Also helping in that regard is the Browns' increased usage of empty backfield sets. Spreading the field horizontally and forcing defenses to declare their coverage earlier allows him to pick his intended target quickly, and get the ball there cleanly before the rush has a chance to hit home and before a defender has a chance to close in on the receiver. He's 21 of 29 for 206 yards and three scores out of empty so far this year.
The interesting thing here is that the Browns' passing game can and should get even better. Mayfield is actually attempting really difficult throws: according to NFL.com's Next Gen Stats, he's got the lowest expected completion percentage in the league so far this season at only 58.3 percent. He's completing those passes more often than expected and ranks above average in CPOE (completion percentage over expectation), but if the Browns schemed him easier throws more often than they already are, it's likely the passing game would get even more efficient.
The Browns have only recently started getting high-priced tight end Austin Hooper more involved in their aerial attack, targeting him 17 times in the past two games after throwing him just 10 passes across the first three weeks. His increased involvement over the middle of the field could open things up for Odell Beckham on the outside. Beckham has had some splash plays here and there but has yet to top 81 receiving yards in a game. Jarvis Landry, meanwhile, is clearly still feeling the after-effects of his offseason hip injury, and is averaging a career-low 5.6 targets per game. If Cleveland can manage to get any or all of those guys untracked, the passing game can leap from average to good, and take the offense to another level.

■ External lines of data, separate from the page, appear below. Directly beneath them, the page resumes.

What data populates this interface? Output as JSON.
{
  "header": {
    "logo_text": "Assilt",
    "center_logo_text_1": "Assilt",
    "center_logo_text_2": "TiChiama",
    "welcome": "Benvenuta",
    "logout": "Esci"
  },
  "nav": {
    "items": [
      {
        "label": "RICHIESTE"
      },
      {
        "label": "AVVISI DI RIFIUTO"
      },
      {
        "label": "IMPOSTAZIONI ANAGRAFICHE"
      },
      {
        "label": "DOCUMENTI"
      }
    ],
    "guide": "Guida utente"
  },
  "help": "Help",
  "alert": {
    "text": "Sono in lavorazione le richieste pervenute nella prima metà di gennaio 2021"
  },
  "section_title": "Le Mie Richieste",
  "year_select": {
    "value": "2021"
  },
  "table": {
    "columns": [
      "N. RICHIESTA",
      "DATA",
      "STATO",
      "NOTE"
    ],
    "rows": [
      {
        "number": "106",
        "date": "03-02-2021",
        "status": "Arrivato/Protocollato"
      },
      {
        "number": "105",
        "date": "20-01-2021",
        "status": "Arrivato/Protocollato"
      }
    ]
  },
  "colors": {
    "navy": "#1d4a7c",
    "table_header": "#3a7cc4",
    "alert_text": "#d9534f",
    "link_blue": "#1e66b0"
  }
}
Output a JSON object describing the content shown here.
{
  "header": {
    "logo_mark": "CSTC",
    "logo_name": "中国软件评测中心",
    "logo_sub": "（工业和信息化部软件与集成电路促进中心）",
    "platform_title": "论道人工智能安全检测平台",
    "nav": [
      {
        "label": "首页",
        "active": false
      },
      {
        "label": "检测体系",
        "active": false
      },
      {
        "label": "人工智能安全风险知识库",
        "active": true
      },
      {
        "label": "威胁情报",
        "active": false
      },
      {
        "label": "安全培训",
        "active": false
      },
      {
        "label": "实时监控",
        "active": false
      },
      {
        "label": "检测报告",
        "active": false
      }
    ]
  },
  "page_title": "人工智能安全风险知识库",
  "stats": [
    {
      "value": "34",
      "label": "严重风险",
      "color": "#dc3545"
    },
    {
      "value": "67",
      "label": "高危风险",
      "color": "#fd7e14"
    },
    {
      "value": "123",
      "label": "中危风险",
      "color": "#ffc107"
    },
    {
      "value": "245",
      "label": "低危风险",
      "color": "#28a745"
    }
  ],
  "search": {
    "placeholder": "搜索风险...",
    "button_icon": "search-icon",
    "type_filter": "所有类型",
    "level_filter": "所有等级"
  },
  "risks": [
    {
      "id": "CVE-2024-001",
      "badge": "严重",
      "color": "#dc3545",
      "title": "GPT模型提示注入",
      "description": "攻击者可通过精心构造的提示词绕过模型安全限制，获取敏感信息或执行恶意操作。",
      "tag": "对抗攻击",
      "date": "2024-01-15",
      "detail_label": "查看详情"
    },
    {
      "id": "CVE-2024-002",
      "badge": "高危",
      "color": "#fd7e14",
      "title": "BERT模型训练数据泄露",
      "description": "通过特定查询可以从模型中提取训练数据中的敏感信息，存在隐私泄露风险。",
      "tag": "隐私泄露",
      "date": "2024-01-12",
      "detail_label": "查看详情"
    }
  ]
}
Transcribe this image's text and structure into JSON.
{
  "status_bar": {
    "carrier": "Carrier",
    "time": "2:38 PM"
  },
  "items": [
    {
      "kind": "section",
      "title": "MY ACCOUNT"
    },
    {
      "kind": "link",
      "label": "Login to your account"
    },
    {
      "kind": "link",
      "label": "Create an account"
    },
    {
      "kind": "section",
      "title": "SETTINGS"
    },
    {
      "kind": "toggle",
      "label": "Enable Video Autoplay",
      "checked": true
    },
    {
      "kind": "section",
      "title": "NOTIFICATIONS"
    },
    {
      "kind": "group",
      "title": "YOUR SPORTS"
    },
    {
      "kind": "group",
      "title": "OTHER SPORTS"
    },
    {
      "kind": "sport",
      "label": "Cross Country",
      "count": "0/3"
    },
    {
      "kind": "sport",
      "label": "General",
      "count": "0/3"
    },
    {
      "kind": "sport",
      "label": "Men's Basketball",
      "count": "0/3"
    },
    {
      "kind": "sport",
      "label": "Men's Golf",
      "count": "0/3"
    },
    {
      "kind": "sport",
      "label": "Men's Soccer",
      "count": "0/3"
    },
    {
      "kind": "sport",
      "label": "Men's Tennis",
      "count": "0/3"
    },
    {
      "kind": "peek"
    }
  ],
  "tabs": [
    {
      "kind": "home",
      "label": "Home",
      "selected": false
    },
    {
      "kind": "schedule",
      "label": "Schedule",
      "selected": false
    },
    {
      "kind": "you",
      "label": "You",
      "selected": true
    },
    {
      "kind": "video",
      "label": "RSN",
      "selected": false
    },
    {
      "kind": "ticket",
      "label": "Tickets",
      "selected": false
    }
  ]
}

The Browns face a tough defense this coming weekend in the Pittsburgh Steelers, but despite that, according to Sharp Football Stats, they actually face the third-easiest schedule of opposing pass defenses through the rest of the year. With the run game working as well as it is, with the way Stefanski marries his passing game concepts to corresponding runs, and with the talent the Browns have in their pass-catching group, there's no reason to think they can't take the next step forward.